I want to naturalize creativity [and] understand it at every level, from the tiny sparks of pretend play in early childhood, to the most extraordinary insights, creations, and inventions human beings produce... Creativity of the kind we attribute to people like Jane Austen, Pablo Picasso, and Albert Einstein is rooted in the fundamental creativity all human beings share...
— from my essay "Imagine This..." in Philosophy and Literature, V38, #1A, Oct 2014
guitar by the pool

Industrialization polarized imagining and making, which in turn amplified human inclinations to superstition, religiosity, and romanticism. The results have been wonderful, and terrible, and all shades in between. Naturalized understandings of creativity as a broad human characteristic have long been available, but their penetration into general discourse lags and the impact on education is minimal.

I am interested in how creativity is codified, fetishized, and privileged.

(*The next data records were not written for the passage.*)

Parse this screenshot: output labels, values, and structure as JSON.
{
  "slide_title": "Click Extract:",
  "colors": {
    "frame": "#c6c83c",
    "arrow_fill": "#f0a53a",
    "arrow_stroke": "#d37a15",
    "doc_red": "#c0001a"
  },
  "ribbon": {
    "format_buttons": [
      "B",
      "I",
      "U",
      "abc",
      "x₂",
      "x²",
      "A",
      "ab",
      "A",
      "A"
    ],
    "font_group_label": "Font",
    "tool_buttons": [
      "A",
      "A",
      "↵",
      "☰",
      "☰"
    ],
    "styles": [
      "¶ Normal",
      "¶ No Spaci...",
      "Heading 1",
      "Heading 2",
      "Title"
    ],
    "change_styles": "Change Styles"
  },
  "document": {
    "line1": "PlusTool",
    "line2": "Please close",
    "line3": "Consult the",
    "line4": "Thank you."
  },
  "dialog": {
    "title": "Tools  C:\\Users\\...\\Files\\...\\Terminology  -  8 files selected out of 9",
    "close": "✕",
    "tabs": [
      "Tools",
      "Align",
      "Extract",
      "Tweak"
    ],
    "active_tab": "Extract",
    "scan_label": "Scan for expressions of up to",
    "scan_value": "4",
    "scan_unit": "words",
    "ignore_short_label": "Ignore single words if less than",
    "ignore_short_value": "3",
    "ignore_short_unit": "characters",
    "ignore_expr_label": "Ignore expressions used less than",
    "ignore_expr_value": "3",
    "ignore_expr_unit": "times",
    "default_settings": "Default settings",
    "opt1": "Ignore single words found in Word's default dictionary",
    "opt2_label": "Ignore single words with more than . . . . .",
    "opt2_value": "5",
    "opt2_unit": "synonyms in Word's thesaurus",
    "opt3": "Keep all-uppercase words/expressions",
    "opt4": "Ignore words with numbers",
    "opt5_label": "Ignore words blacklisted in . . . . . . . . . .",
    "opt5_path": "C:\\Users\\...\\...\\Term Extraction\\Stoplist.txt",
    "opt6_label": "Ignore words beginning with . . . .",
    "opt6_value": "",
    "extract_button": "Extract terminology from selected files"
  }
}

Although there is substantial evidence from fields such as neuroscience, cognitive psychology, and AI/Robotics that creativity is a fundamental and ubiquitous human capacity, in sociocultural terms the concept of creativity still rests on the worship of god-like exemplars and essentialist assumptions about personality, character, and talent that limit individual and collective human potential.

Sharing of creativity at every level and in all forms modifies the context and opens the door to significant change in how creativity is understood, developed, and deployed.

Bruce Sheridan ResearchGate

Bruce Sheridan Academia.edu